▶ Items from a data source
* * * * * * * * *
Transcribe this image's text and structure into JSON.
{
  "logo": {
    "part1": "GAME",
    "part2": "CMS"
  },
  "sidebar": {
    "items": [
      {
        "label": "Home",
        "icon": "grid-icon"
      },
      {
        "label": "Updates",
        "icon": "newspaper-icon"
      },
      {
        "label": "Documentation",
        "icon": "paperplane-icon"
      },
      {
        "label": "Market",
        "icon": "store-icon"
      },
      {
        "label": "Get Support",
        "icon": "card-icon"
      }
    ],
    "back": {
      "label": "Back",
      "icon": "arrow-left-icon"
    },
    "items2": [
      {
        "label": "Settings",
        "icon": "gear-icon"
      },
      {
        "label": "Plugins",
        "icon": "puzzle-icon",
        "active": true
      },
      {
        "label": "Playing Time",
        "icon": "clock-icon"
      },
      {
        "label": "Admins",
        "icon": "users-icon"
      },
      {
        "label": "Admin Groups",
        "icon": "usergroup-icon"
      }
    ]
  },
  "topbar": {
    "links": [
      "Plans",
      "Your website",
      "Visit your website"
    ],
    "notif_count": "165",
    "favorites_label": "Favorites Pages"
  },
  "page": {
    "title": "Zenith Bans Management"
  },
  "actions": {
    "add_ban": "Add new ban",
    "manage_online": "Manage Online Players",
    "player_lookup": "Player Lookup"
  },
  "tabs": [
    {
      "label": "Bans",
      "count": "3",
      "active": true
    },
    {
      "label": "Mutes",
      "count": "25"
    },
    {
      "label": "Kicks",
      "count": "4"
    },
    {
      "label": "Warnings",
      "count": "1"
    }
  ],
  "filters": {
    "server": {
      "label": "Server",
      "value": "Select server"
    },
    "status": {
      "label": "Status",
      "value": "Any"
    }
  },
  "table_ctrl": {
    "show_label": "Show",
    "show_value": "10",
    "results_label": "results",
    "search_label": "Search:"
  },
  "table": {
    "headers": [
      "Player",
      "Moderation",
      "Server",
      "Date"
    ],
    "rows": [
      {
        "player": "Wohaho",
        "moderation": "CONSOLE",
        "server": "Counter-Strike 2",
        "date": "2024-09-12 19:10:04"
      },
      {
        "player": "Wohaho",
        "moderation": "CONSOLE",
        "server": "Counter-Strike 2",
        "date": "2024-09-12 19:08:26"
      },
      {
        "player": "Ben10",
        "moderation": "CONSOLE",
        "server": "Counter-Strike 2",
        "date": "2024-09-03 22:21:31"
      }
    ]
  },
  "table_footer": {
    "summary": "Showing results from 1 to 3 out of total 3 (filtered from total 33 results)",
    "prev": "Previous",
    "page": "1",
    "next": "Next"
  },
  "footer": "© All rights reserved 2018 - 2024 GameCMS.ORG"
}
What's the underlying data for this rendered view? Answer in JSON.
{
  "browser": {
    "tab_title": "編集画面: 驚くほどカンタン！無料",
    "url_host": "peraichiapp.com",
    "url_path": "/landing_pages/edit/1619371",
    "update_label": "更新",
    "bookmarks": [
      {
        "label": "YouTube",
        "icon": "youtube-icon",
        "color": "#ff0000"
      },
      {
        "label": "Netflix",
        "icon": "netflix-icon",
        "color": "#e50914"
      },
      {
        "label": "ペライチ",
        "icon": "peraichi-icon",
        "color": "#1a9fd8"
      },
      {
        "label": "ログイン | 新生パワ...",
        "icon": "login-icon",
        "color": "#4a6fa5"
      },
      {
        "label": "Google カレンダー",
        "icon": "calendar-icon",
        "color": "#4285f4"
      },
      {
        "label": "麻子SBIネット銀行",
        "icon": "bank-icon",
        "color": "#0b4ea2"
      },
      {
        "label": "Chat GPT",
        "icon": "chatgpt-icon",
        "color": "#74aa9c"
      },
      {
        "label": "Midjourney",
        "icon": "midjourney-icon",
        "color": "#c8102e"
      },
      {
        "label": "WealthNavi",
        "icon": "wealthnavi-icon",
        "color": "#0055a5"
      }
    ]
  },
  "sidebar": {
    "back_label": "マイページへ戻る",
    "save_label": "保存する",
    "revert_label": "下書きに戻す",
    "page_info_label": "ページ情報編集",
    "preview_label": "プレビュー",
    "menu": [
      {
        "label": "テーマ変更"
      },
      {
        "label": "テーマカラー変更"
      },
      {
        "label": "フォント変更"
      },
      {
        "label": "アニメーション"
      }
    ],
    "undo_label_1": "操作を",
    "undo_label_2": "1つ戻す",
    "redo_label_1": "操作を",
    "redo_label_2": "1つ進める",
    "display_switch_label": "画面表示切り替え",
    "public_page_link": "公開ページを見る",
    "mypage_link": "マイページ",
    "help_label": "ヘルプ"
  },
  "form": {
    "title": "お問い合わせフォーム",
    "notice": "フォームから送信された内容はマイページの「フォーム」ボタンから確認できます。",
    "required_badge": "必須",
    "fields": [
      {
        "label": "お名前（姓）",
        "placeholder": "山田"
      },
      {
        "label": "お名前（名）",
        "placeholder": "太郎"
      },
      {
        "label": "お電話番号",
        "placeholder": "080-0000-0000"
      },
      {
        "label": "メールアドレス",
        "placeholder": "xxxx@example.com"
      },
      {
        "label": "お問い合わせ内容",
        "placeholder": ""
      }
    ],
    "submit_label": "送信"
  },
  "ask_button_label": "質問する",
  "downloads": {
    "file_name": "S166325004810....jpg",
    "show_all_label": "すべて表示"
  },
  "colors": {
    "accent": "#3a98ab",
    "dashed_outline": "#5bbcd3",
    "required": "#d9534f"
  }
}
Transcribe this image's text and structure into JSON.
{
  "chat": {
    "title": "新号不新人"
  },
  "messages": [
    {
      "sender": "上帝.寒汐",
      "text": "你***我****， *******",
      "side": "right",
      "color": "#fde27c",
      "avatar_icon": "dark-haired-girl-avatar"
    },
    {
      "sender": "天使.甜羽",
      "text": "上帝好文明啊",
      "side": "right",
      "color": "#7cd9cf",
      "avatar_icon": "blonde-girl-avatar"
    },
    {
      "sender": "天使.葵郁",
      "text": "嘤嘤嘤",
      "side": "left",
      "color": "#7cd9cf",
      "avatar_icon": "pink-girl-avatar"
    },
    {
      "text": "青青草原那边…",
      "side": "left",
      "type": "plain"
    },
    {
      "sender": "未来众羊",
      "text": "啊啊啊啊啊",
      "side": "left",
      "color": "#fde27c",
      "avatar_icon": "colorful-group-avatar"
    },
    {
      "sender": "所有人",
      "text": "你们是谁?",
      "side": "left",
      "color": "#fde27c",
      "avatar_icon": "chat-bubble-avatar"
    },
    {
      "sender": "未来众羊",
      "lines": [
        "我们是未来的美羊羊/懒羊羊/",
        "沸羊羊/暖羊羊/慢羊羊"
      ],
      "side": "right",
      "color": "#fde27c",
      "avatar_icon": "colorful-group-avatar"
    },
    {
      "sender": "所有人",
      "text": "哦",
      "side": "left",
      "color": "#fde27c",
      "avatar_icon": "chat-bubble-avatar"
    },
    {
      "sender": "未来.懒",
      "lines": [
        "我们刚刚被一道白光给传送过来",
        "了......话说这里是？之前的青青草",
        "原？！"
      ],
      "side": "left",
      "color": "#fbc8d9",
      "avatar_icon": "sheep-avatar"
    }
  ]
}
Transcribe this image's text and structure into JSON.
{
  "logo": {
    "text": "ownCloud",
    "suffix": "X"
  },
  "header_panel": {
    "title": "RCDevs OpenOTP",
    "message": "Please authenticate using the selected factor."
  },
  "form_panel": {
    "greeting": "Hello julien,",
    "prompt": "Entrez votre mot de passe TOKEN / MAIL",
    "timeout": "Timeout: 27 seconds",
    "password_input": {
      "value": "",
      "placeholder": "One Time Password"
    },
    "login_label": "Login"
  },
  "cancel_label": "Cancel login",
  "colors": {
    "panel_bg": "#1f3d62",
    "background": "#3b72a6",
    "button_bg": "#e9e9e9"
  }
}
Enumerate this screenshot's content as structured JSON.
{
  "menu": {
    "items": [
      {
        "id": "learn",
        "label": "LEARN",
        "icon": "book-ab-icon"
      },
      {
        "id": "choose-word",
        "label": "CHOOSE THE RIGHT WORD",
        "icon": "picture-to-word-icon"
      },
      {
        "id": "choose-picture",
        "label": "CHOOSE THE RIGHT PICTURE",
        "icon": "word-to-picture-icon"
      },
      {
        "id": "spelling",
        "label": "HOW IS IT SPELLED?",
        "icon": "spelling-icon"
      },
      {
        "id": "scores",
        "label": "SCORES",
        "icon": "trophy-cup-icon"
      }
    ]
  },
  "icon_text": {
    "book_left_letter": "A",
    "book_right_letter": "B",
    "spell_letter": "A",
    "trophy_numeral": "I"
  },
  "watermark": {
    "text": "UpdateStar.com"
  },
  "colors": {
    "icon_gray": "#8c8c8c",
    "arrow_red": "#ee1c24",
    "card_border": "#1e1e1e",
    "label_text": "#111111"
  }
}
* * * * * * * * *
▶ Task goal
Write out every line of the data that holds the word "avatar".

▶ Written answer
      "avatar_icon": "dark-haired-girl-avatar"
      "avatar_icon": "blonde-girl-avatar"
      "avatar_icon": "pink-girl-avatar"
      "avatar_icon": "colorful-group-avatar"
      "avatar_icon": "chat-bubble-avatar"
      "avatar_icon": "colorful-group-avatar"
      "avatar_icon": "chat-bubble-avatar"
      "avatar_icon": "sheep-avatar"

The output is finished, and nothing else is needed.